#### Task directions
Which lines of the records below contain the string "Azure"? Report each of them.

#### Listed records
•••

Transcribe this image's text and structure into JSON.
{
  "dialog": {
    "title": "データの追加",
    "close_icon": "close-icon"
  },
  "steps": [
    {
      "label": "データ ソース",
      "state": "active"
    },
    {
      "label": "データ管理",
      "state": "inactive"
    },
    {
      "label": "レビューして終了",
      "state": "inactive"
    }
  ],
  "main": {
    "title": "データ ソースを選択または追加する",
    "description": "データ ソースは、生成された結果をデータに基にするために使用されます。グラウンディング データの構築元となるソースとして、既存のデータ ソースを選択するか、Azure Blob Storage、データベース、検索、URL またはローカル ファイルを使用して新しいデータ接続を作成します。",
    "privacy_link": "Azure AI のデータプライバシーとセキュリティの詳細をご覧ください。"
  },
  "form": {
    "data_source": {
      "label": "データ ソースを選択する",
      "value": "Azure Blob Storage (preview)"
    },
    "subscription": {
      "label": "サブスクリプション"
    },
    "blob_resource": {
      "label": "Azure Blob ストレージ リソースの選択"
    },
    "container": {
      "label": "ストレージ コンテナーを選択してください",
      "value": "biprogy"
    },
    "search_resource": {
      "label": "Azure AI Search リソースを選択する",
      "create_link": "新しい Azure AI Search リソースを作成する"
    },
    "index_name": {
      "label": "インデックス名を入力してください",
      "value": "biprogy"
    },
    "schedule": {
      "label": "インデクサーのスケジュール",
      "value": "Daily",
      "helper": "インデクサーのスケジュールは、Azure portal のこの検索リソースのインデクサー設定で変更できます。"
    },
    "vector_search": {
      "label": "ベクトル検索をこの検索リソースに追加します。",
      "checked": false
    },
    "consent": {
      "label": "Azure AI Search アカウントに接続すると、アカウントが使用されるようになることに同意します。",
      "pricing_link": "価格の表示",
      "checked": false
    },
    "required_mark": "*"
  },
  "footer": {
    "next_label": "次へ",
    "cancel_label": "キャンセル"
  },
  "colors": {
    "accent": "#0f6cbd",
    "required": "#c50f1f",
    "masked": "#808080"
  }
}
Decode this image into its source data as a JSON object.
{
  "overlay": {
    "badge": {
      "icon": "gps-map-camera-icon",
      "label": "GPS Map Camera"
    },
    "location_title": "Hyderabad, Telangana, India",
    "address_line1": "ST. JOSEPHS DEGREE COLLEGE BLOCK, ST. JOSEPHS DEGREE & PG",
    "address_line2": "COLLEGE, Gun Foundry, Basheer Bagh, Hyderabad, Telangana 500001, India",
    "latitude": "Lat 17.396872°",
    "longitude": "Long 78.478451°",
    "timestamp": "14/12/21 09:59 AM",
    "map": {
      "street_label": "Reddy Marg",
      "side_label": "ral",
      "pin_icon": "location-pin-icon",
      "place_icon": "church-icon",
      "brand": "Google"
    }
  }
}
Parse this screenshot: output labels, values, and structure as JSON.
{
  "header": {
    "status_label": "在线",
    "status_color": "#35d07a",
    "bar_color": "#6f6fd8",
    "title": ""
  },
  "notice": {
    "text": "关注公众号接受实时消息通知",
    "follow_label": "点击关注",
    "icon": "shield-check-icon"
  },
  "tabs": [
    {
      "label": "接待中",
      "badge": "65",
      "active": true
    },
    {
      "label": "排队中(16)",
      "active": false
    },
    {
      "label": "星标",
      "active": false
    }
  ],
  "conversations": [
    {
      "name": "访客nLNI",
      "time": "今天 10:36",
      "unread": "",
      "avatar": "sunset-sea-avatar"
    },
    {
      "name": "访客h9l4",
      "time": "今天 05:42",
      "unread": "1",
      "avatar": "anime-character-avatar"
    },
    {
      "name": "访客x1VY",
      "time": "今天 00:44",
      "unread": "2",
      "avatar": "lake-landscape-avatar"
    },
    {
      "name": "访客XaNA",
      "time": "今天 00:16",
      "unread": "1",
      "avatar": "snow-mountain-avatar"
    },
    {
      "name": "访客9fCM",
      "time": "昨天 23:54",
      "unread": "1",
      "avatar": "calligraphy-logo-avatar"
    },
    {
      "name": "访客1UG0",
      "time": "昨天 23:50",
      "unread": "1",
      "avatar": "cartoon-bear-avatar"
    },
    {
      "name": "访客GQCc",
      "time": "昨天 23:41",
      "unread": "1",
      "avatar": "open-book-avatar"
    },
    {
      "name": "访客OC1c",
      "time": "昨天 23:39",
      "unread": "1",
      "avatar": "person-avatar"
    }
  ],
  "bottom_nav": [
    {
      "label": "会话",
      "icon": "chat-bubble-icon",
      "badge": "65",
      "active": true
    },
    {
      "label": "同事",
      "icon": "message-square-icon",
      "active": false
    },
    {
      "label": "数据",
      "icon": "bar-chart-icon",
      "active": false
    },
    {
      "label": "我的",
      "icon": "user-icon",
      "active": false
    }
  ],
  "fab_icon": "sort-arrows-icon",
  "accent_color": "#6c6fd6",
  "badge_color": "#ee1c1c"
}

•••

#### Response to this exercise
    "description": "データ ソースは、生成された結果をデータに基にするために使用されます。グラウンディング データの構築元となるソースとして、既存のデータ ソースを選択するか、Azure Blob Storage、データベース、検索、URL またはローカル ファイルを使用して新しいデータ接続を作成します。",
    "privacy_link": "Azure AI のデータプライバシーとセキュリティの詳細をご覧ください。"
      "value": "Azure Blob Storage (preview)"
      "label": "Azure Blob ストレージ リソースの選択"
      "label": "Azure AI Search リソースを選択する",
      "create_link": "新しい Azure AI Search リソースを作成する"
      "helper": "インデクサーのスケジュールは、Azure portal のこの検索リソースのインデクサー設定で変更できます。"
      "label": "Azure AI Search アカウントに接続すると、アカウントが使用されるようになることに同意します。",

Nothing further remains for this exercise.